Although the territories of the former BSAC are now free of imperial and colonial control, the legacy of Rhodes and the British settlers is there. The English language and British parliamentary, judicial and educational systems resemble those introduced by the British to a greater or lesser degree whilst the railway and telegraph systems are those largely built by the British.


Perhaps the longest lasting legacy of Rhodes is the system of scholarships which became available as part of his will. Although the system of apartheid that Rhodes did much to introduce to South Africa has been cast aside with the fall of apartheid, the legacy of his scheme to create an elite of Anglo-Saxon men still lives on but not in the way that Rhodes envisaged. The scheme was intended to select individuals for their character, physical prowess and qualities of leadership to create a kind of Jesuit order that would work for the spread of Anglo-Saxon values but the trustees took a pragmatic attitude to the project. It was soon accepted by many countries that embraced the project that students should have completed two years of university study, and despite Rhodes’ insistence that there be no intellectual criteria to acceptance by Oxford colleges, it was not long before students were generally of a very high academic order. Although Rhodes had intended that students would be male and white, nowadays there is no racial discrimination in the selection of Rhodes scholars.


Rhodes had wanted that excess monies in the scholarship fund be used to support an ‘Imperial party’ and that American students would work towards the overthrow of the Declaration of Independence. He similarly wanted scholars from the dominions to work for less dominion autonomy and for imperial federation. It is thanks to the foresight of the trustees that the Rhodes scholars have not developed ‘an attitude of empire’ but have often played an important role in their country’s government, education and administration.

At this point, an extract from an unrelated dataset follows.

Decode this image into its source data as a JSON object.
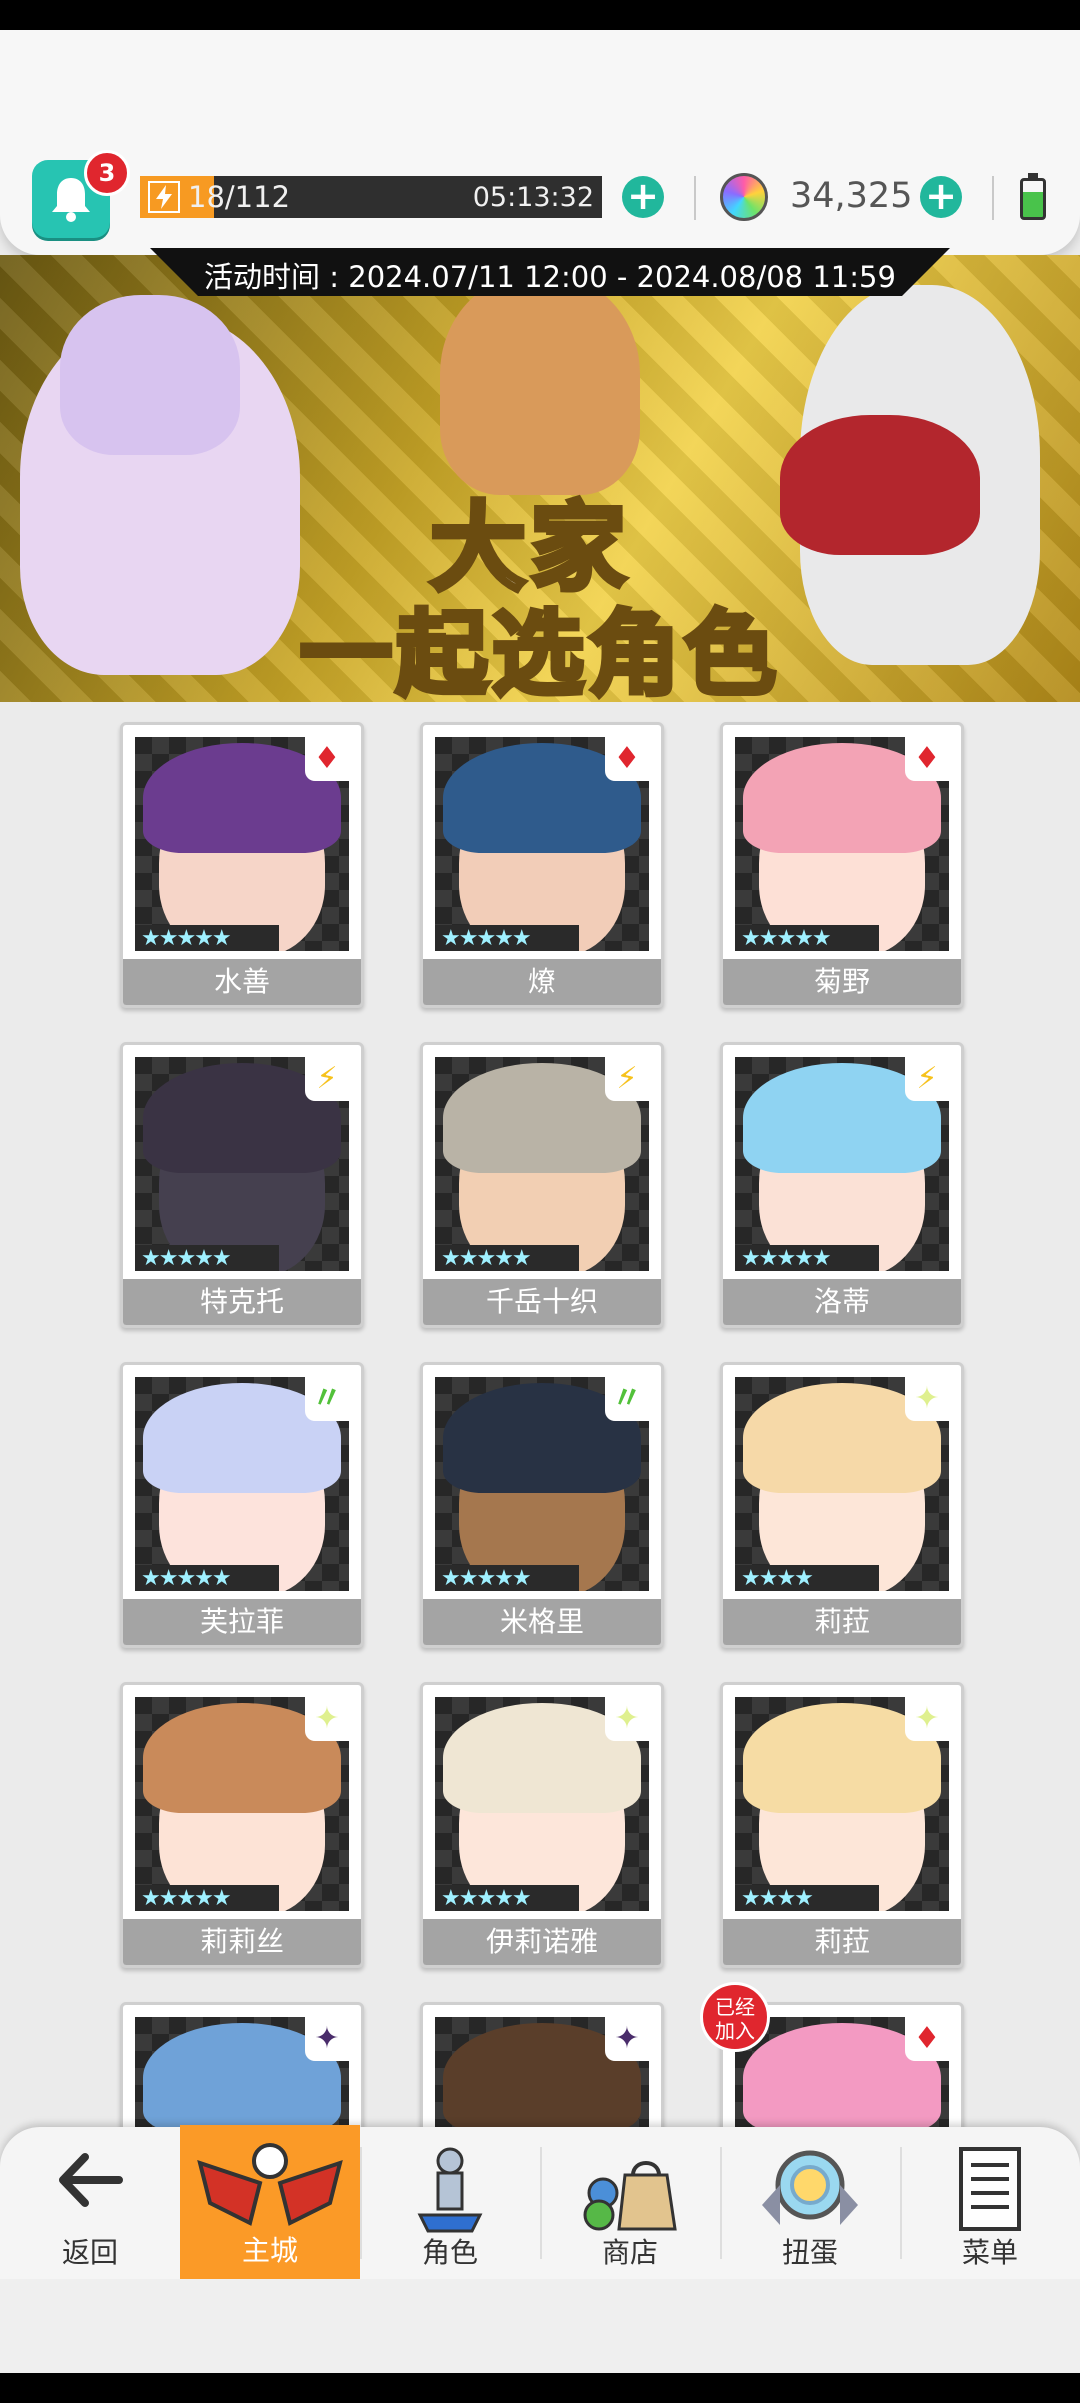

Rhodes died in March 1902 just months before the end of the Second Anglo-Boer war. Within years the British nation was questioning the role of the British Empire and Britain’s ability to defend herself given her diplomatic isolation and the inefficiency of the British army as shown in South Africa. Imperialism had reached its high point and although the empire continued to play an important role, especially in the two world wars, the time for a federated empire with stronger links between Britain, dominions and colonies was passed. Rhodes though remained a popular figure and was seen by successive generations as the embodiment of empire. It has only been in the last fifty years that his role in history has come under greater scrutiny.  



New Rush in 1872

African labour at Kimberley

The Diamond Trade At of 1882 legitimised compounds like the De Beers, above

Jan Hofmeyr, leader of the Afrikaner Bond, the largest group in the Cape Parliament

Paul Kruger, President of the Transvaal, was a barrier to Rhodes’ plans for a federal South Africa

The British South Africa Company with Rhodes as Managing Director controlled much of South Africa

Rhodes House Oxford, from where the Rhodes’ Scholarships are administered

Rhodes is buried in the Matapos Hills in Zimbabwe